Jorika enjoys complete freedom to create whatever she likes at Guanahani. She draws on her embassy dinner-party experiences, where she served from 8-850 people, to guide her in establishing work schedules outlining when to prepare what, taking into account what can be made in advance, always aiming for the freshest product possible. All Jorika’s food is homemade. She doesn’t have a sous chef, but an assistant helps with prep-work and also cooks on her day off. Another influence from those embassy-catering days is what Jorika calls her Foreign Affairs Nights. These weekly dinners, each with a different theme, feature cuisines from around the world. We enjoyed Zanzibar night with its chicken liver pâté, spicy goat pilau, and banana citrus cake topped with Kahlua ice cream. Saturday nights are packed as Jorika fires up the outdoor grill for barbecued chicken, ribs, steaks and fish accompanied by a variety of salads and live entertainment provided by local musicians.
Maintaining her standard is not only hard work six days a week, but it’s downright amazing on an ingredient-challenged island. Everything has to be imported. Jorika can’t shop as she lives, but must plan ahead or wait a week for what she needs. So she decides on her meals in advance and places her weekly orders. Every two weeks the Dominican boat arrives with fresh foods like mangoes, papaya, tamarind, lemons, plantains and cassava. When the Miami barge comes by she gets whatever comes in or misses out until the next week. If the weather is bad and the barge is late, the food often spoils and must be sent back, presenting a particular challenge that week for Jorika’s creativity.
Accessing a variety of fresh ingredients isn’t the only problem Jorika encounters in maintaining Guanahani’s popularity. What the islanders call their “culture” is naturally opposed to the efficiency required to serve numerous diners à point dishes in a reasonable time. Islanders tend to be oblivious to time, so they chat leisurely, unaware of the importance of getting the food out. Even after two years, Jorika remains frustrated in her attempts to inculcate the importance of getting food out on time. Still, she says it’s all part of what it takes to be regarded as the number one restaurant on Grand Turk.
After the long hours Jorika puts in at Guanahani, she enjoys her day off and is immersed in the local community. At the request of the DECR (Department of Environmental and Coastal Resources), she does her part and cooks with lionfish to help develop a demand for the predator endangering Caribbean reefs. “The lionfish has no distinctive taste,” she says. “It’s just natural, neutral, no wow. It’s a clean tasting, good tasting fish, like a freshwater fish.” She was getting ready to send her recipes for lionfish goujons –fancy fish fingers breaded and fried, and lionfish foil parcels—portions seasoned with fresh dill, olive oil/butter, lemon, salt and pepper, to the DECR for its upcoming cookbook.

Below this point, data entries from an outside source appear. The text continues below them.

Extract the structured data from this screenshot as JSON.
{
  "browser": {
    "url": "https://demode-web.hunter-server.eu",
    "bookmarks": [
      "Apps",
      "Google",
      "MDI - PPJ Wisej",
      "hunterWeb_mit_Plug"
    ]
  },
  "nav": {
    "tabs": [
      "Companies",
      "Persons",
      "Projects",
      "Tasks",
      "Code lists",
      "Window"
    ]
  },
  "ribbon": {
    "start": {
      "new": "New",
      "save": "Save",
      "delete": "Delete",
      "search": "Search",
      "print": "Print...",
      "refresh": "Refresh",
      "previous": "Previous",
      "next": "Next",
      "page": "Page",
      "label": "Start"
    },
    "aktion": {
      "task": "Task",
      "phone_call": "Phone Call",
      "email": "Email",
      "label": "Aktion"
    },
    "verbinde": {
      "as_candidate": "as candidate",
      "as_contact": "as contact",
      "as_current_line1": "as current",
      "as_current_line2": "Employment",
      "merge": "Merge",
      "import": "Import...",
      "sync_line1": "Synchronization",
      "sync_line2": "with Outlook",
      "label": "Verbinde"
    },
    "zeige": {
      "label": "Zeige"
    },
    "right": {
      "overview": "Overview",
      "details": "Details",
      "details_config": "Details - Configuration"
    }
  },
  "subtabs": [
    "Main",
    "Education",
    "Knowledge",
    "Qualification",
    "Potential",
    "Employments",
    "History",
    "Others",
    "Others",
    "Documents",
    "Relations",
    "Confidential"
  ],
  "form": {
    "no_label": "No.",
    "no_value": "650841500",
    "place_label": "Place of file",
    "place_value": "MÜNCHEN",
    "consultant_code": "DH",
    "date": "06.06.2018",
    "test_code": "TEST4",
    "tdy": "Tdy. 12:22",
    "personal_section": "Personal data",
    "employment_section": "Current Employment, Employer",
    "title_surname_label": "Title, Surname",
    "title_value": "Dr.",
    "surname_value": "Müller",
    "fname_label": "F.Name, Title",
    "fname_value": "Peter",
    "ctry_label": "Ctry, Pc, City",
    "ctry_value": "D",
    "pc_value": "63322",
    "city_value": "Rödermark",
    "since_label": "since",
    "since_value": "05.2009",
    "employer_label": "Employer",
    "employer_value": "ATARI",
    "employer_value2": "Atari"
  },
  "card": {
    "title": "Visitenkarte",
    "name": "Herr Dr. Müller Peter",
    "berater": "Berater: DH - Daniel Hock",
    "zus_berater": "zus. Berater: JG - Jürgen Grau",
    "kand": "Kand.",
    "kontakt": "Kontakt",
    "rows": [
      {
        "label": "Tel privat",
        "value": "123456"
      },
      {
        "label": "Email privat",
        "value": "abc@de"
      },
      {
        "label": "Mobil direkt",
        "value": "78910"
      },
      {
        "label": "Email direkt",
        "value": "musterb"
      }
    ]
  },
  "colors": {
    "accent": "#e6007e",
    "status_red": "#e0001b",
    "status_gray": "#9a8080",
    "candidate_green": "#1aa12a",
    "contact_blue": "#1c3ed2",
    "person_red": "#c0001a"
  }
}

When we chatted, Jorika had just returned from having a pedicure, and I noted her glistening red toenails. “You have to look sexy sometimes,” she said. “Even if it’s only for the pots and pans!” With this attitude, it’s easy to understand that for Jorika, cooking is not a job. “Cooking was always there, just a feel, a passion,” she says. As I left the Guanahani, I noticed a sign that further testified to how esteemed Jorika’a culinary talents are in Grand Turk: Rotary meets every Wednesday 1:00 p.m.
Guanahani Restaurant: Breakfast $4-$12; Lunch $6-$20; Dinner (3-course) $34-$65.
Full bar and a selection of wines available. Dining available inside or on the deck.